$v'=(yq_{2})'=y'q_{2}+yq_{2}'=(q_{0}+q_{1}y+q_{2}y^{2})q_{2}+v{\frac {q_{2}'}{q_{2}}}=q_{0}q_{2}+\left(q_{1}+{\frac {q_{2}'}{q_{2}}}\right)v+v^{2}.\!$ Substituting $v=-u'/u$ , it follows that $u$ satisfies the linear 2nd order ODE

$u''-R(x)u'+S(x)u=0\!$ since

$v'=-(u'/u)'=-(u''/u)+(u'/u)^{2}=-(u''/u)+v^{2}\!$ so that

$u''/u=v^{2}-v'=-S-Rv=-S+Ru'/u\!$ and hence

$u''-Ru'+Su=0.\!$ A solution of this equation will lead to a solution $y=-u'/(q_{2}u)$ of the original Riccati equation.

Application to the Schwarzian equation

An important application of the Riccati equation is to the 3rd order Schwarzian differential equation

$S(w):=(w''/w')'-(w''/w')^{2}/2=f$ which occurs in the theory of conformal mapping and univalent functions. In this case the ODEs are in the complex domain and differentiation is with respect to a complex variable. (The Schwarzian derivative $S(w)$ has the remarkable property that it is invariant under Möbius transformations, i.e. $S((aw+b)/(cw+d))=S(w)$ whenever $ad-bc$ is non-zero.) The function $y=w''/w'$ satisfies the Riccati equation

$y'=y^{2}/2+f.$ By the above $y=-2u'/u$ where $u$ is a solution of the linear ODE

$u''+(1/2)fu=0.$ Since $w''/w'=-2u'/u$ , integration gives $w'=C/u^{2}$ for some constant $C$ . On the other hand any other independent solution $U$ of the linear ODE has constant non-zero Wronskian $U'u-Uu'$ which can be taken to be $C$ after scaling. Thus

$w'=(U'u-Uu')/u^{2}=(U/u)'$ so that the Schwarzian equation has solution $w=U/u.$ The correspondence between Riccati equations and second-order linear ODEs has other consequences. For example, if one solution of a 2nd order ODE is known, then it is known that another solution can be obtained by quadrature, i.e., a simple integration. The same holds true for the Riccati equation. In fact, if one particular solution $y_{1}$ can be found, the general solution is obtained as

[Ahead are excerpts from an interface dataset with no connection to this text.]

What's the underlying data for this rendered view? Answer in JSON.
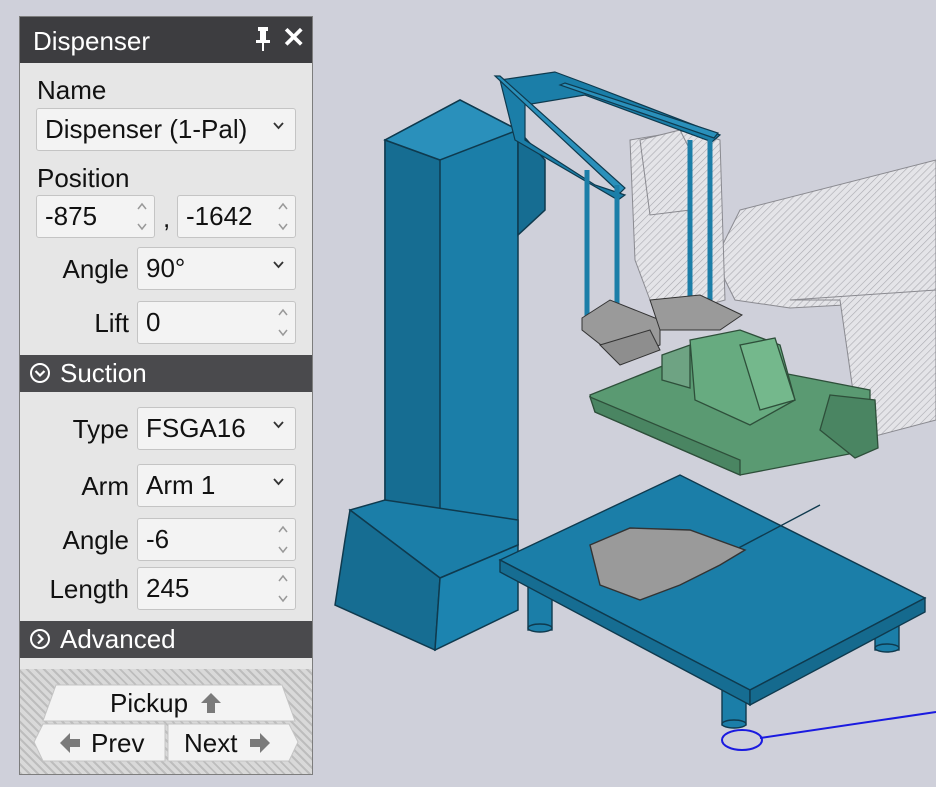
{
  "panel": {
    "title": "Dispenser",
    "name_label": "Name",
    "name_value": "Dispenser (1-Pal)",
    "position_label": "Position",
    "position_x": "-875",
    "position_separator": ",",
    "position_y": "-1642",
    "angle_label": "Angle",
    "angle_value": "90°",
    "lift_label": "Lift",
    "lift_value": "0"
  },
  "suction": {
    "title": "Suction",
    "type_label": "Type",
    "type_value": "FSGA16",
    "arm_label": "Arm",
    "arm_value": "Arm 1",
    "angle_label": "Angle",
    "angle_value": "-6",
    "length_label": "Length",
    "length_value": "245"
  },
  "advanced": {
    "title": "Advanced"
  },
  "nav": {
    "pickup_label": "Pickup",
    "prev_label": "Prev",
    "next_label": "Next"
  },
  "icons": [
    "pin-icon",
    "close-icon",
    "chevron-down-icon",
    "spinner-icon",
    "collapse-circle-icon",
    "expand-circle-icon",
    "arrow-up-icon",
    "arrow-left-icon",
    "arrow-right-icon"
  ],
  "colors": {
    "viewport_bg": "#cfd0da",
    "machine_blue": "#1b7ea8",
    "pallet_green": "#5a9a72",
    "panel_header": "#3d3d40",
    "section_header": "#4a4a4d"
  }
}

$y=y_{1}+u$ Substituting

$y_{1}+u$ in the Riccati equation yields

$y_{1}'+u'=q_{0}+q_{1}\cdot (y_{1}+u)+q_{2}\cdot (y_{1}+u)^{2},$ and since

$y_{1}'=q_{0}+q_{1}\,y_{1}+q_{2}\,y_{1}^{2},$ it follows that

$u'=q_{1}\,u+2\,q_{2}\,y_{1}\,u+q_{2}\,u^{2}$ or

$u'-(q_{1}+2\,q_{2}\,y_{1})\,u=q_{2}\,u^{2},$ which is a Bernoulli equation. The substitution that is needed to solve this Bernoulli equation is

$z={\frac {1}{u}}$ Substituting

$y=y_{1}+{\frac {1}{z}}$ directly into the Riccati equation yields the linear equation

$z'+(q_{1}+2\,q_{2}\,y_{1})\,z=-q_{2}$ A set of solutions to the Riccati equation is then given by

$y=y_{1}+{\frac {1}{z}}$ where z is the general solution to the aforementioned linear equation.